• [Data shown]:
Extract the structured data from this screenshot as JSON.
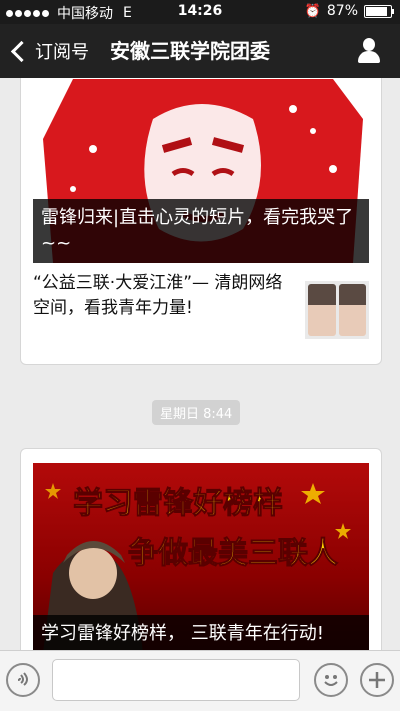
{
  "status_bar": {
    "carrier": "中国移动",
    "network": "E",
    "time": "14:26",
    "battery": "87%",
    "battery_level": 0.87
  },
  "nav": {
    "back_label": "订阅号",
    "title": "安徽三联学院团委"
  },
  "feed": {
    "card1": {
      "cover_caption": "雷锋归来|直击心灵的短片，看完我哭了~~",
      "item_text": "“公益三联·大爱江淮”— 清朗网络空间，看我青年力量!"
    },
    "timestamp": "星期日 8:44",
    "card2": {
      "banner_line1": "学习雷锋好榜样",
      "banner_line2": "争做最美三联人",
      "cover_caption": "学习雷锋好榜样， 三联青年在行动!"
    }
  },
  "colors": {
    "nav_bg": "#222222",
    "banner_red": "#b30a0a",
    "banner_yellow": "#ffd700"
  }
}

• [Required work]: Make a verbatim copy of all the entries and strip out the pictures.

• [Exercise solution]:
Extract the structured data from this screenshot as JSON.
{
  "status_bar": {
    "carrier": "中国移动",
    "network": "E",
    "time": "14:26",
    "battery": "87%",
    "battery_level": 0.87
  },
  "nav": {
    "back_label": "订阅号",
    "title": "安徽三联学院团委"
  },
  "feed": {
    "card1": {
      "cover_caption": "雷锋归来|直击心灵的短片，看完我哭了~~",
      "item_text": "“公益三联·大爱江淮”— 清朗网络空间，看我青年力量!"
    },
    "timestamp": "星期日 8:44",
    "card2": {
      "banner_line1": "学习雷锋好榜样",
      "banner_line2": "争做最美三联人",
      "cover_caption": "学习雷锋好榜样， 三联青年在行动!"
    }
  },
  "colors": {
    "nav_bg": "#222222",
    "banner_red": "#b30a0a",
    "banner_yellow": "#ffd700"
  }
}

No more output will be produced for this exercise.